Cheap repairs don’t add value, Hernandez cautions. Rather, “sometimes they negatively affect the value because the buyer sees it as another project that has to be redone.”
5. You might end up going overboard
First, you fix the floor. Then you realize the kitchen cabinets need to be replaced. And the countertops. And the sink. And, hell, you might as well do the appliances, too. Once you start fiddling with stuff in your kitchen (or bathroom, or any other room of your house), you may realize you keep finding more and more stuff that needs to be (cheaply and quickly) redone.
“I’ve seen plenty of clients overspend or design too specifically and then net less money than they would have if they had just sold the home in its prerenovation condition,” says Mark Cianciulli, a Realtor and a co-founder of the CREM Group, in Los Angeles.
And while a full renovation can return you a lot of money when you sell, there’s no guarantee. And by the way, did you really mean to do a full renovation?
What you should do instead
Want to get your house ready to sell without going overboard? Here’s how to tread that fine line.
Take care of major problems: First things first, “fix any maintenance issues that might prevent a future buyer from getting financing,” says Amine Aghzafi, managing partner and real estate agent with the Sheehan Agency, in Jupiter, FL.
If your roof, water heater, or plumbing are ancient, consider replacing those items before they cause issues at inspection time.
Not sure of your home’s problem areas? “Consider having a presale inspection before putting the house on the market,” says Aghzafi. “This will bring to light any major points that need addressing and help prioritize costs if your budget is limited.”
Go for truly easy DIY upgrades: Swap out old light fixtures, switch out new handles on your kitchen cabinets, and paint the trim in your home to instantly improve the contrast with the current paint. These are all “inexpensive upgrades that add significant value to your home and will cost a fraction of a full or partial remodel,” Cianciulli says.
Stage your home: Home stagers systematically pack up your personal items, clear out your clutter, and rearrange (or remove) furniture to optimize your home’s flow. Then they bring in their own gorgeous furniture and accessories.
“The proper furnishings showcase the home’s best features, while drawing attention away from any negatives,” says O’Connor. “It creates a mood for the buyer.”

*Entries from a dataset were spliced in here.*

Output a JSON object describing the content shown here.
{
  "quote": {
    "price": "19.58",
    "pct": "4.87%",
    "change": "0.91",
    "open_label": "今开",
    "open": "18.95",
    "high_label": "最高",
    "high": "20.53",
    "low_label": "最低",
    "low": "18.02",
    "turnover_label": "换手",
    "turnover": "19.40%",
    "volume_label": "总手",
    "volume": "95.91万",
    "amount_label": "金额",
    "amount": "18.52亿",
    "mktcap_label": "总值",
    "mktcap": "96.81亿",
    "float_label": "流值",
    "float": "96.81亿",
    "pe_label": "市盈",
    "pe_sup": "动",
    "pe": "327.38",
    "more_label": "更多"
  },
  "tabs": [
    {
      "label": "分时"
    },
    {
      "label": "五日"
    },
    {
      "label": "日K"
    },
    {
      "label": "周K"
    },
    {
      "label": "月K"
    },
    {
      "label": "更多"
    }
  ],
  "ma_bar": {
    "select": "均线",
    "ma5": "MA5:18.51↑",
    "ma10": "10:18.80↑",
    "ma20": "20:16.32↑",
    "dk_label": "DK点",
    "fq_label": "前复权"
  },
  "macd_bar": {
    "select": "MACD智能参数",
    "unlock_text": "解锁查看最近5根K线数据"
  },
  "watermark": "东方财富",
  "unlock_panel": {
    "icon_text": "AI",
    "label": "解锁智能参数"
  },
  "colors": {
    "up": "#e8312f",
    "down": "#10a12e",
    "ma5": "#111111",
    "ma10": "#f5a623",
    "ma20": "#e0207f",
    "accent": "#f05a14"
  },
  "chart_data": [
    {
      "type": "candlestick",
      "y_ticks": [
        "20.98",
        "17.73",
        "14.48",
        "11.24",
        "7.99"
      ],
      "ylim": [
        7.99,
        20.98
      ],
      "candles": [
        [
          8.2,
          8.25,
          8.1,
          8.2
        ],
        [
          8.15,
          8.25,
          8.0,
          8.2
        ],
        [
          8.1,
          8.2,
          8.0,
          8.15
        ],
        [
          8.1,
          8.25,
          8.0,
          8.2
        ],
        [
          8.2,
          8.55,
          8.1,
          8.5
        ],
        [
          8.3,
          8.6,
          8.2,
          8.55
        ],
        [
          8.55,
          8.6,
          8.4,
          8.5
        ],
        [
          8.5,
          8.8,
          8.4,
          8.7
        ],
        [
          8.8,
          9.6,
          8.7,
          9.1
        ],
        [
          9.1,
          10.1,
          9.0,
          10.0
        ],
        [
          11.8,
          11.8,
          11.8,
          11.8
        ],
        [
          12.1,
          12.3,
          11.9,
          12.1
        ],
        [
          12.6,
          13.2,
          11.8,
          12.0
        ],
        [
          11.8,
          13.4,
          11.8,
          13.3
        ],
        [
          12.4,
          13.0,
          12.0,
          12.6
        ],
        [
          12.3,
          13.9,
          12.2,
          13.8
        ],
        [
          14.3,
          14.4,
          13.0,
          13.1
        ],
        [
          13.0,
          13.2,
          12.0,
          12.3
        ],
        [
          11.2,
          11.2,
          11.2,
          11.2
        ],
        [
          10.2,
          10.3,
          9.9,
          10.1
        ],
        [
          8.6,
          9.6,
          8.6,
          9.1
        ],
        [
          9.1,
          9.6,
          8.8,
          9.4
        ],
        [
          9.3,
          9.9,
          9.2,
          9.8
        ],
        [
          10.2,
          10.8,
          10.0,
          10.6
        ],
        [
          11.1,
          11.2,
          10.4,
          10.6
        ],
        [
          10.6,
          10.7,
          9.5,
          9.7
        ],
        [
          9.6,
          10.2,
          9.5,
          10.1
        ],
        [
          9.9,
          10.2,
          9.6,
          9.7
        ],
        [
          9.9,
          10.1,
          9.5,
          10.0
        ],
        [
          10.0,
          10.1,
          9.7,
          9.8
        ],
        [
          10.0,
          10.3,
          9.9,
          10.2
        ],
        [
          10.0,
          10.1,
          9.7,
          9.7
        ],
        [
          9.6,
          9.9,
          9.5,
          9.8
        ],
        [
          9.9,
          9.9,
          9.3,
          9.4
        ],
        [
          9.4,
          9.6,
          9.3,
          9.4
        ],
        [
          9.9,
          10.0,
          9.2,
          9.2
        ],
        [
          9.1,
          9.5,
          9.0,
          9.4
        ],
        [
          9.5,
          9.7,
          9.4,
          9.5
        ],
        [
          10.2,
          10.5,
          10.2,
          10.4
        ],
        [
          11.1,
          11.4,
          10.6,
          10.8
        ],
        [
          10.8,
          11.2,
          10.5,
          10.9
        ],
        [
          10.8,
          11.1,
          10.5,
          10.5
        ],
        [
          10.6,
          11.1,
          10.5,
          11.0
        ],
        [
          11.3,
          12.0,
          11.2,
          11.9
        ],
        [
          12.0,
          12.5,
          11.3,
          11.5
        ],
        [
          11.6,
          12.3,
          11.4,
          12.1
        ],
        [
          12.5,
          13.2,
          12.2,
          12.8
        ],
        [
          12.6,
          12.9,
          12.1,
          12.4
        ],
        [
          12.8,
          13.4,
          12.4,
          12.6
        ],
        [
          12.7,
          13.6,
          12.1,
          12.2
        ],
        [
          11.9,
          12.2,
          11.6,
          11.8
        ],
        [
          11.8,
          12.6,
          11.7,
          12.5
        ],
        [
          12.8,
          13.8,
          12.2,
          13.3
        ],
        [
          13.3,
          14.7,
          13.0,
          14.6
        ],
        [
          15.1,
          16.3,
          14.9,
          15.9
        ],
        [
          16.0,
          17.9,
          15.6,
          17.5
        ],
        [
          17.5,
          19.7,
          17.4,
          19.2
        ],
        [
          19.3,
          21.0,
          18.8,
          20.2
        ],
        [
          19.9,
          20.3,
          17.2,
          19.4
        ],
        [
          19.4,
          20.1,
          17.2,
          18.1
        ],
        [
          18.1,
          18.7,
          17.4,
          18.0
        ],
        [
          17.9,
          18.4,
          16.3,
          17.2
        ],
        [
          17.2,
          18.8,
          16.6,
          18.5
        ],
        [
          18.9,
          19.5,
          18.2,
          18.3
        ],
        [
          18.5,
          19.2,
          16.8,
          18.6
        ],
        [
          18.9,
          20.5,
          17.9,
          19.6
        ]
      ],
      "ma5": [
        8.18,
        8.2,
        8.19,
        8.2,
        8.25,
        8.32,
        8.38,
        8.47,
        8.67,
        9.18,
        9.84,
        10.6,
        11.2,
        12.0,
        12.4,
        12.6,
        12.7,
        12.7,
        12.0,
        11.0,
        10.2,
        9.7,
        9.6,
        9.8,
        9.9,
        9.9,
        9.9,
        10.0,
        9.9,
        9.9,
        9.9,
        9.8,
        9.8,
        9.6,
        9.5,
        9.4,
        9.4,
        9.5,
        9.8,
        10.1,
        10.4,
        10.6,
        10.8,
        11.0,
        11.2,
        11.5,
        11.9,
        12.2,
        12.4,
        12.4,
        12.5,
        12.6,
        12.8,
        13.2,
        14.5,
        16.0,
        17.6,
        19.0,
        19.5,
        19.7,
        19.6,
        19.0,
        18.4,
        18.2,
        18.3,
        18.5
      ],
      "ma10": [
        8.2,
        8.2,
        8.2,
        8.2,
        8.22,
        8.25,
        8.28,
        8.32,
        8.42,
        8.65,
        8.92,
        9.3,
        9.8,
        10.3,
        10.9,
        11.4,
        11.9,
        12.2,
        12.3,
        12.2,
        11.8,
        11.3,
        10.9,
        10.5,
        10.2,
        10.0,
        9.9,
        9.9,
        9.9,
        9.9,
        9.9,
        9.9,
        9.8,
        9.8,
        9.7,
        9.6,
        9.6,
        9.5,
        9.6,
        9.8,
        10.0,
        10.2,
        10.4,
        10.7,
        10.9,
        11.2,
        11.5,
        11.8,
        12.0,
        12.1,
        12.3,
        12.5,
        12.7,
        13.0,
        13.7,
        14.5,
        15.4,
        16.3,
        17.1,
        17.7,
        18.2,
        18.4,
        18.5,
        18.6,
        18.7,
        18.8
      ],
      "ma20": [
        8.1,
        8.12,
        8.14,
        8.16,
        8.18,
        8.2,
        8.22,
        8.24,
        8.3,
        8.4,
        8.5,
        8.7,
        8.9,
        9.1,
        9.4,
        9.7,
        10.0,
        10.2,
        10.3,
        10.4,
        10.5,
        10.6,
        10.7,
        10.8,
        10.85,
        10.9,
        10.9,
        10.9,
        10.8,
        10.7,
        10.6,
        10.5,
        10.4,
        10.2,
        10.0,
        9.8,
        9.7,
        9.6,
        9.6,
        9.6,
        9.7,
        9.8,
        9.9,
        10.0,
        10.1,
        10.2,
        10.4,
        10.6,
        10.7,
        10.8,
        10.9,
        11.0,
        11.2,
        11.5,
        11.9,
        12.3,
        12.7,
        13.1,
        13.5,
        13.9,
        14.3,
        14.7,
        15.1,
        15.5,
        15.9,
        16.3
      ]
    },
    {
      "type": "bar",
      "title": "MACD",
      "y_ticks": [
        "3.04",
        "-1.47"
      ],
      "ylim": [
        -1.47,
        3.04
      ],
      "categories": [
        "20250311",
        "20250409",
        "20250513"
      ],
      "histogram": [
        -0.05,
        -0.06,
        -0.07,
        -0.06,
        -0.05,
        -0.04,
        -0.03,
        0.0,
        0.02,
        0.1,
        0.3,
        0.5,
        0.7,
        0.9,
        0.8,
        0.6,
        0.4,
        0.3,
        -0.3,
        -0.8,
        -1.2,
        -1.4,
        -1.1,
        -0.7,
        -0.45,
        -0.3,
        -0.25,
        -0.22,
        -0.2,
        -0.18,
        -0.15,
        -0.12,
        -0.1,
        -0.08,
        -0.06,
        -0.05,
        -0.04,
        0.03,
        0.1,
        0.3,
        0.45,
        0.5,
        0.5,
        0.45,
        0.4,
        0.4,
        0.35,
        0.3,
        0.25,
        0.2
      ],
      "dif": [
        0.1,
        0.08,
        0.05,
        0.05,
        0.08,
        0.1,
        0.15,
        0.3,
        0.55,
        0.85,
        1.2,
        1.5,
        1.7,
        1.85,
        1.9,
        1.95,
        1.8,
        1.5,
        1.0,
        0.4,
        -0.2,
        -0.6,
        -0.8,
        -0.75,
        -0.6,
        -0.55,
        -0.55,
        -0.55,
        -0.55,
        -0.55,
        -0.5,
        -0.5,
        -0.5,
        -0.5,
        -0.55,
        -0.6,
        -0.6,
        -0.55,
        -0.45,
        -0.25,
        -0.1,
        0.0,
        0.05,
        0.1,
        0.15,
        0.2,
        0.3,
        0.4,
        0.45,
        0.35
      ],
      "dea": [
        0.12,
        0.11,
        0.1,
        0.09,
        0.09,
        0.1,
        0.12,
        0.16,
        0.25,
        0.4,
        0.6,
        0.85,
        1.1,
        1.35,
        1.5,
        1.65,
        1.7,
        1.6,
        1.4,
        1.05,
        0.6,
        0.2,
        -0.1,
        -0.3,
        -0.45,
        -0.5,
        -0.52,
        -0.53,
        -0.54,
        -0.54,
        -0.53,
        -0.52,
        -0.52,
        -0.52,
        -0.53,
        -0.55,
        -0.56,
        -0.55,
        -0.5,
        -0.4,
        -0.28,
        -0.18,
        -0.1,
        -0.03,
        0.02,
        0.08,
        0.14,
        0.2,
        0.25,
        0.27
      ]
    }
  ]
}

A staged home will also shine in the online listing, which is crucial.
“Buyers today are getting that big first impression of a property long before they physically see it,” says O’Connor.
Choose a price buyers can live with: “Price your home in a way that allows buyers to accommodate making personal choices,” says Poulos. “Some buyers really want to put their own stamp on their new home.”
Don’t think of this strategy as “giving up.” After all, the faster your home sells, the more money you’ll save in the end.